“As iron sharpens iron, so one person sharpens another” (Proverbs 27:17 NIV).
Preparing a chaplain for tomorrow’s ministry is like sharpening a woodworking hand tool. A chisel or hand plane is indispensable to achieve ‘fine woodworking’. Wood craftsmen of old, void of power tools, understood not only how to use such hand tools but even more critically how to sharpen them. A chisel or plane with a very sharp edge can cut the thinnest sliver of wood with the highest precision, but a dull one gouges the wood. Before knowing how properly to sharpen a chisel or hand plane blade, I rarely used them in my hobby of furniture craftsmanship. After learning from professionals, I now can sharpen and keep these tools to a razor-sharp edge. This has changed how I approach my furniture projects and has given me an ability and precision previously unimagined. The difference was learning how to sharpen these two indispensable tools.
It is the same with chaplains. Chaplaincy is the fastest growing ministry in America. Chaplains minister to persons of all faiths in a wide variety of non-religious settings. Already commonplace in military, healthcare, correctional, legislative, corporate and campus settings, it is expanding to other settings such as first responders (police/fire/EMT), disaster relief, sports, recreational, national parks, cruise ships, civic organizations, retirement communities, and special interest groups like bikers and truckers. Preparation for ministry in such non-religious settings entails highly refined knowledge and sharpened skills to meet a broad range of human needs. Chaplains must be like precision instruments—on the cutting-edge of delivering effective ministry. Those with poorly honed skills can do irrevocable damage to others.
In times past, seminaries focused on preparing ministers for denominational service in local churches, with little thought given to chaplaincy. Typically, chaplains were called from the pastorate to chaplain ministry. Then they trained in vocational programs such as CPE or military schools that re-tooled them for cross-cultural ministry. Seminarians today demand a different approach. Many of them already sense a call to chaplaincy and are eager to sharpen their tools for that ministry while in school. However, few seminaries provide more than an introductory course in chaplaincy. This is like using a grinder on a chisel: it starts the honing process, but it cannot produce the razor-sharp edge needed for today’s cross-cultural ministry.
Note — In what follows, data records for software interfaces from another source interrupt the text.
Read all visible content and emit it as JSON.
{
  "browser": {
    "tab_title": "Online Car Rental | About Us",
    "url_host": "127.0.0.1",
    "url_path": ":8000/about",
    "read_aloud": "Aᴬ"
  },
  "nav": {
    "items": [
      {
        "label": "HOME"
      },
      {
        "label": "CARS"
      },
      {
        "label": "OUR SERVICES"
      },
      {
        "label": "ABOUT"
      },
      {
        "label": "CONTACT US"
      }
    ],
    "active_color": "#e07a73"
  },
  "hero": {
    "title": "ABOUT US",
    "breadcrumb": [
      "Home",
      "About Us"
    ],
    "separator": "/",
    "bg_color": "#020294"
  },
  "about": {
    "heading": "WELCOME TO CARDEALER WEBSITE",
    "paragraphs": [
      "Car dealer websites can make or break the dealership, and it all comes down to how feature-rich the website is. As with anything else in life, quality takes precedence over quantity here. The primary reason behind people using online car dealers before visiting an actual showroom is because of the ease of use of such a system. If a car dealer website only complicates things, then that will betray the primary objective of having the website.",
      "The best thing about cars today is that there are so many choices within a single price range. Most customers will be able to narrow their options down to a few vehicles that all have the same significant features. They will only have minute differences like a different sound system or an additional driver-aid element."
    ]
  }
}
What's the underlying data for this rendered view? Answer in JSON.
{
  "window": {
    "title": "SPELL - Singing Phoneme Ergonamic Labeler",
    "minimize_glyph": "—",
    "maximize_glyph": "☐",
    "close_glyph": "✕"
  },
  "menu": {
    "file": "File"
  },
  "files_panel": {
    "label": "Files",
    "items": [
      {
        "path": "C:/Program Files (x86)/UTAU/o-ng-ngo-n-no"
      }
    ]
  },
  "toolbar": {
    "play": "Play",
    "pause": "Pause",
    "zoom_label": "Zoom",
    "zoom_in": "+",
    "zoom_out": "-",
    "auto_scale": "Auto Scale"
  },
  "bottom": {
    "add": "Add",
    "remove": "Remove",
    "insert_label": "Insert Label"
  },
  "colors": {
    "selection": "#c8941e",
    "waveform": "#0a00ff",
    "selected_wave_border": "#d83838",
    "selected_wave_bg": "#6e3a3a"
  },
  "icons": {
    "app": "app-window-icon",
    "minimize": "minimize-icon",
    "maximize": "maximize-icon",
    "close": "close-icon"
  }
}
Seminaries need to provide a more refined skill set for vocational chaplaincy: specialized and advanced courses that prepare students for tomorrow’s institutional needs, not yesterday’s parish ministry requirements. Yet, most schools do not have the academic and vocational resources to provide such a comprehensive program of study. One solution is to develop a collaborative educational model for sharing resources between seminaries and with vocational institutions that employ chaplains. This approach need not detract from each school’s unique theological perspective and approach to pastoral care. At the same time, it would expand the range and depth of academic and vocational courses available to prepare ministers of various denominations for chaplain ministry.
The Marsh Center for Chaplain Studies envisions such a collaboration between seminaries, denominational endorsing agents, vocational institutions and agencies dedicated to effective chaplain ministry. Sponsored by B. H. Carroll Theological Institute, it has an interfaith advisory team of seasoned, professional chaplains whose experience brings practical relevance to bear on academic curriculum. The Marsh Center provides collaborative opportunities to develop and share master’s and doctoral curricular material that address basic and advance chaplain skills and competencies. This shared curriculum also addresses life-long educational needs of chaplains beyond the scope of traditional seminary coursework. Our first priority is to provide quality academic preparation that is theological, practical, and relevant for those who minister in settings where other religious workers rarely go.
The Marsh Center is also a research institution: an inter-faith forum that studies issues and develops solutions related to chaplain ministry. It combines academic, analytical, and vocational experience in a ‘think-tank’ that looks beyond the horizon to help chaplaincy maintain its cutting-edge ministry. Finally, the Marsh Center is an advocacy group. We partner with others who endorse, support and promote chaplaincy in the public square.
Like a razor-sharp woodworking chisel, a well-prepared chaplain becomes indispensable and delivers effective ministry and significant impact. The growing demand for effective chaplains requires a more refined and collaborative way to equip them, to provide solutions for their ministry, and to advocate on behalf of chaplaincy. This is our vision: to collaborate as academicians, researchers, and advocates to hone and promote a more effective chaplaincy.
More information about the Marsh Center can be found at http://www.bhcarroll.edu/marsh-center/
Dr. Jim Browning, Ch, Col (Ret) USAF